(As a caveat, these results are only for the awards for acting; quite a few actors were recognized for their writing, or directing first. Matt Damon was nominated for the acting Oscar three times but his only Oscar is from the screenplay for Good Will Hunting.)
What about the second reason — that The Revenant is a popular film? If we forget about the Academy for a minute, this kind of argument is present everywhere in our life: are courts, politicians, or administrators in tune with the public opinion? Do they follow our cues or not? How much impact do we really have?
Walt Hickey of the data blog FiveThirtyEight.com in his predictions of the 2015 Oscars (Does Leonardo DiCaprio deserve an Oscar?
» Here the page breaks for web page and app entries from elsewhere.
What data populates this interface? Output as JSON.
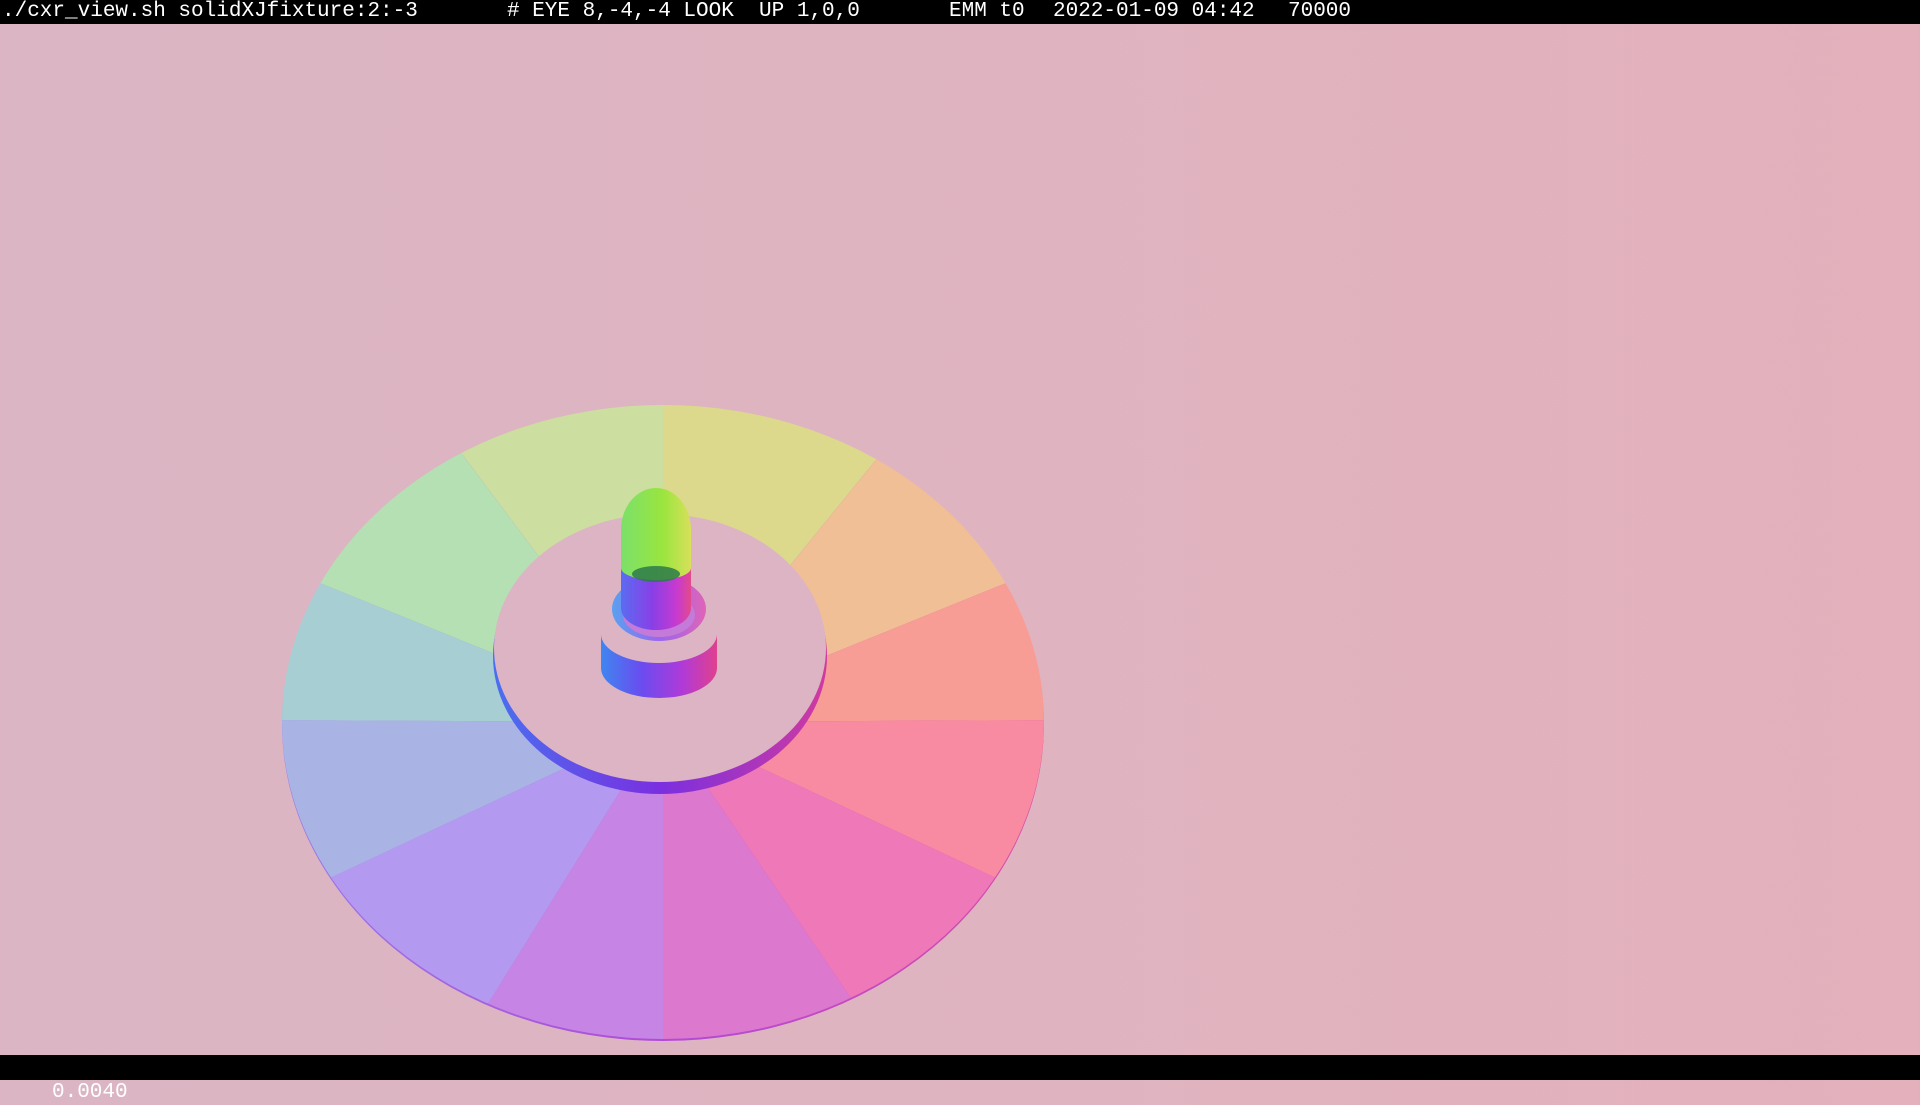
{
  "title_bar": {
    "command": "./cxr_view.sh solidXJfixture:2:-3",
    "camera": "# EYE 8,-4,-4 LOOK  UP 1,0,0",
    "mode": "EMM t0",
    "datetime": "2022-01-09 04:42",
    "count": "70000"
  },
  "status_bar": {
    "value": "0.0040"
  },
  "colors": {
    "background": "#ddb4c2",
    "bar_bg": "#000000",
    "bar_text": "#ffffff"
  }
}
An interrogation) uses a film’s popularity score on Rotten Tomatoes as a predictor of which film (and actor) should have received an Oscar. The normative implication of this approach is that the Academy must heed the public opinion and the voices of various guilds of movie critics.
The history, at least as it is reflected in the headlines of the New York Times articles going all the way back to 1930s, suggests a different interpretation. From its very beginning, the Academy has been set up as a very exclusive club. In order to be accepted, an applicant must be vouched for by two current members. Members are organized into branches, based on their area of specialization. Except for Best Film and Best Animated Film, which the entire Academy votes on, decisions are made within those branches. On the one hand, this guarantees that the assessments are made by experts; on the other – this makes the process extremely insular. Until recently, membership was life-long. Due to recent criticism, in January 2016 the Academy announced that members will need to prove their eligibility every ten years (after they do so three times, their membership becomes life-long). Currently, members of the academy are 94% white, 77% male, and 88% over the age of 50, which can give us some insight into the seeming lack of evolution of diversity in the kinds of decisions that are made. If we consider this along with the feeling that the members are besieged by advertisement from studios, popularity ratings could easily start to be viewed with suspicion.
This brings us back to the original question: even if the public thinks that The Revenant is a truly great film and that Leo DiCaprio should receive an Oscar for it, we may be surprised, even taken aback, by the Academy’s decisions.